Retype every entry below exactly as it stands.

++++ Supplied records ++++

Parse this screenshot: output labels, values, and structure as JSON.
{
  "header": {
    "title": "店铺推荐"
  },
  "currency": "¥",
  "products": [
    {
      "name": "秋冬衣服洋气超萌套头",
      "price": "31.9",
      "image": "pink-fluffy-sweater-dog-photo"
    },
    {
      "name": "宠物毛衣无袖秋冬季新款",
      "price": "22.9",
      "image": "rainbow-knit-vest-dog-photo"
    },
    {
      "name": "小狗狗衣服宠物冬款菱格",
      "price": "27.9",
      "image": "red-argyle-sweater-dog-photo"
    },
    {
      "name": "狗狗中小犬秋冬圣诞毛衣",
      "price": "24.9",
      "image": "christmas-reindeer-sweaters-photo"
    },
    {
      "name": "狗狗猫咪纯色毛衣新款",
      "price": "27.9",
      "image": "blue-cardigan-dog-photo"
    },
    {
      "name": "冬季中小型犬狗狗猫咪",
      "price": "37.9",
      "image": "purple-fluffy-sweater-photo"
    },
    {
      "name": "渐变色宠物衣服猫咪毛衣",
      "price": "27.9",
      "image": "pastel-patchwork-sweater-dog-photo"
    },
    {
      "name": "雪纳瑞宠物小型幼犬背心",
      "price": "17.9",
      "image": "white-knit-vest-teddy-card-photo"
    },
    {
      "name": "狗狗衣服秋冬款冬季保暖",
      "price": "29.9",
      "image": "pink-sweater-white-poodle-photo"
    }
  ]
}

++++

* Exercise answer
Parse this screenshot: output labels, values, and structure as JSON.
{
  "header": {
    "title": "店铺推荐"
  },
  "currency": "¥",
  "products": [
    {
      "name": "秋冬衣服洋气超萌套头",
      "price": "31.9",
      "image": "pink-fluffy-sweater-dog-photo"
    },
    {
      "name": "宠物毛衣无袖秋冬季新款",
      "price": "22.9",
      "image": "rainbow-knit-vest-dog-photo"
    },
    {
      "name": "小狗狗衣服宠物冬款菱格",
      "price": "27.9",
      "image": "red-argyle-sweater-dog-photo"
    },
    {
      "name": "狗狗中小犬秋冬圣诞毛衣",
      "price": "24.9",
      "image": "christmas-reindeer-sweaters-photo"
    },
    {
      "name": "狗狗猫咪纯色毛衣新款",
      "price": "27.9",
      "image": "blue-cardigan-dog-photo"
    },
    {
      "name": "冬季中小型犬狗狗猫咪",
      "price": "37.9",
      "image": "purple-fluffy-sweater-photo"
    },
    {
      "name": "渐变色宠物衣服猫咪毛衣",
      "price": "27.9",
      "image": "pastel-patchwork-sweater-dog-photo"
    },
    {
      "name": "雪纳瑞宠物小型幼犬背心",
      "price": "17.9",
      "image": "white-knit-vest-teddy-card-photo"
    },
    {
      "name": "狗狗衣服秋冬款冬季保暖",
      "price": "29.9",
      "image": "pink-sweater-white-poodle-photo"
    }
  ]
}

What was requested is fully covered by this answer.